(App and web page records)
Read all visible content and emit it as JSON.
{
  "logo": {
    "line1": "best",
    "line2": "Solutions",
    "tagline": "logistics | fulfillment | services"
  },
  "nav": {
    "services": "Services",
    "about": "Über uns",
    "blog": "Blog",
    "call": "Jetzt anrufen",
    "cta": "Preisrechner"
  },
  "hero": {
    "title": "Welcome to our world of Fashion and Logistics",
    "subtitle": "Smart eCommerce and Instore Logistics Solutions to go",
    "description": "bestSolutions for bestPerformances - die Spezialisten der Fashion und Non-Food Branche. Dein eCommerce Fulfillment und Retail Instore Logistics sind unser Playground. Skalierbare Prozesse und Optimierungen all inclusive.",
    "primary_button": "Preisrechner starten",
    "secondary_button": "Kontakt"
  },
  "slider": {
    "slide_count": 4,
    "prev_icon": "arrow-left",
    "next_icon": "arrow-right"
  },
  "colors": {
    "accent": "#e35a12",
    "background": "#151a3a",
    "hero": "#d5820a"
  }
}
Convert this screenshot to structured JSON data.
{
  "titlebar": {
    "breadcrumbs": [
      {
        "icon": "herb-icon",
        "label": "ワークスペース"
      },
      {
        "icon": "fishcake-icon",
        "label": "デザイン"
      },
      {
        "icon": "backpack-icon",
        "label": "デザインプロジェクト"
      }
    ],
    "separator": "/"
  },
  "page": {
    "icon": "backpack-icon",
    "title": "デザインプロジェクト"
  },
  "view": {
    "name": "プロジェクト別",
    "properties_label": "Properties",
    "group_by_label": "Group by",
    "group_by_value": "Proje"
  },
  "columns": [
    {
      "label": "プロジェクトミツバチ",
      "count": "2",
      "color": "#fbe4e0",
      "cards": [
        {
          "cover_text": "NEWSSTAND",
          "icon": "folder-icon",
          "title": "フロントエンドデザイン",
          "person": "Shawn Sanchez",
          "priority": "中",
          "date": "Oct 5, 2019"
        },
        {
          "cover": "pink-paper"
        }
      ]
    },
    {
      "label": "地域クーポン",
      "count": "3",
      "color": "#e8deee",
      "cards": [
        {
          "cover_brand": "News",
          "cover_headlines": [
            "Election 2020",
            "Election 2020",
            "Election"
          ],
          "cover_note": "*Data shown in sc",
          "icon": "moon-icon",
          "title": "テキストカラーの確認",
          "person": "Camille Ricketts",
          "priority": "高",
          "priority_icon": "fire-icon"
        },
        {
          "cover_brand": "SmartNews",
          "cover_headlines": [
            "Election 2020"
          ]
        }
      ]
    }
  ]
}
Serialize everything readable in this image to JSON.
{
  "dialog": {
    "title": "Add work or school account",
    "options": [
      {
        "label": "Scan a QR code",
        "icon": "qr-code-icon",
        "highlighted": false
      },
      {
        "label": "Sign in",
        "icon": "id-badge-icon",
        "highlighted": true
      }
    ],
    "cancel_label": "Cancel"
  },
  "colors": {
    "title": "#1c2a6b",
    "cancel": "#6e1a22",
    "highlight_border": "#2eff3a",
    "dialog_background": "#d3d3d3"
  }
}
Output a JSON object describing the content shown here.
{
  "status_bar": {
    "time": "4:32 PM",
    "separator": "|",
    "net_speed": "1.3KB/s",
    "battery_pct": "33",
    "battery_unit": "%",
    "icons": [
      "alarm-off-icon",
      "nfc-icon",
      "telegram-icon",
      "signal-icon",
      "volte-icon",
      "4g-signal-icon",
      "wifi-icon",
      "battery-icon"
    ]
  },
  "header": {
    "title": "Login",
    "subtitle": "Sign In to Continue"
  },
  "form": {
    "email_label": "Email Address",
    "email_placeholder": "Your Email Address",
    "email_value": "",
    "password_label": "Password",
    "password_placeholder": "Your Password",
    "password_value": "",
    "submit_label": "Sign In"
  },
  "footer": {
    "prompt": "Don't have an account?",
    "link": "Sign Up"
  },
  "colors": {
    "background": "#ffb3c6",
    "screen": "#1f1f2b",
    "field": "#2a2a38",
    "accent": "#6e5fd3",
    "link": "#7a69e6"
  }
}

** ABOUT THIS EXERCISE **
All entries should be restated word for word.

** ANSWER BOX **
Read all visible content and emit it as JSON.
{
  "logo": {
    "line1": "best",
    "line2": "Solutions",
    "tagline": "logistics | fulfillment | services"
  },
  "nav": {
    "services": "Services",
    "about": "Über uns",
    "blog": "Blog",
    "call": "Jetzt anrufen",
    "cta": "Preisrechner"
  },
  "hero": {
    "title": "Welcome to our world of Fashion and Logistics",
    "subtitle": "Smart eCommerce and Instore Logistics Solutions to go",
    "description": "bestSolutions for bestPerformances - die Spezialisten der Fashion und Non-Food Branche. Dein eCommerce Fulfillment und Retail Instore Logistics sind unser Playground. Skalierbare Prozesse und Optimierungen all inclusive.",
    "primary_button": "Preisrechner starten",
    "secondary_button": "Kontakt"
  },
  "slider": {
    "slide_count": 4,
    "prev_icon": "arrow-left",
    "next_icon": "arrow-right"
  },
  "colors": {
    "accent": "#e35a12",
    "background": "#151a3a",
    "hero": "#d5820a"
  }
}
Convert this screenshot to structured JSON data.
{
  "titlebar": {
    "breadcrumbs": [
      {
        "icon": "herb-icon",
        "label": "ワークスペース"
      },
      {
        "icon": "fishcake-icon",
        "label": "デザイン"
      },
      {
        "icon": "backpack-icon",
        "label": "デザインプロジェクト"
      }
    ],
    "separator": "/"
  },
  "page": {
    "icon": "backpack-icon",
    "title": "デザインプロジェクト"
  },
  "view": {
    "name": "プロジェクト別",
    "properties_label": "Properties",
    "group_by_label": "Group by",
    "group_by_value": "Proje"
  },
  "columns": [
    {
      "label": "プロジェクトミツバチ",
      "count": "2",
      "color": "#fbe4e0",
      "cards": [
        {
          "cover_text": "NEWSSTAND",
          "icon": "folder-icon",
          "title": "フロントエンドデザイン",
          "person": "Shawn Sanchez",
          "priority": "中",
          "date": "Oct 5, 2019"
        },
        {
          "cover": "pink-paper"
        }
      ]
    },
    {
      "label": "地域クーポン",
      "count": "3",
      "color": "#e8deee",
      "cards": [
        {
          "cover_brand": "News",
          "cover_headlines": [
            "Election 2020",
            "Election 2020",
            "Election"
          ],
          "cover_note": "*Data shown in sc",
          "icon": "moon-icon",
          "title": "テキストカラーの確認",
          "person": "Camille Ricketts",
          "priority": "高",
          "priority_icon": "fire-icon"
        },
        {
          "cover_brand": "SmartNews",
          "cover_headlines": [
            "Election 2020"
          ]
        }
      ]
    }
  ]
}
Serialize everything readable in this image to JSON.
{
  "dialog": {
    "title": "Add work or school account",
    "options": [
      {
        "label": "Scan a QR code",
        "icon": "qr-code-icon",
        "highlighted": false
      },
      {
        "label": "Sign in",
        "icon": "id-badge-icon",
        "highlighted": true
      }
    ],
    "cancel_label": "Cancel"
  },
  "colors": {
    "title": "#1c2a6b",
    "cancel": "#6e1a22",
    "highlight_border": "#2eff3a",
    "dialog_background": "#d3d3d3"
  }
}
Output a JSON object describing the content shown here.
{
  "status_bar": {
    "time": "4:32 PM",
    "separator": "|",
    "net_speed": "1.3KB/s",
    "battery_pct": "33",
    "battery_unit": "%",
    "icons": [
      "alarm-off-icon",
      "nfc-icon",
      "telegram-icon",
      "signal-icon",
      "volte-icon",
      "4g-signal-icon",
      "wifi-icon",
      "battery-icon"
    ]
  },
  "header": {
    "title": "Login",
    "subtitle": "Sign In to Continue"
  },
  "form": {
    "email_label": "Email Address",
    "email_placeholder": "Your Email Address",
    "email_value": "",
    "password_label": "Password",
    "password_placeholder": "Your Password",
    "password_value": "",
    "submit_label": "Sign In"
  },
  "footer": {
    "prompt": "Don't have an account?",
    "link": "Sign Up"
  },
  "colors": {
    "background": "#ffb3c6",
    "screen": "#1f1f2b",
    "field": "#2a2a38",
    "accent": "#6e5fd3",
    "link": "#7a69e6"
  }
}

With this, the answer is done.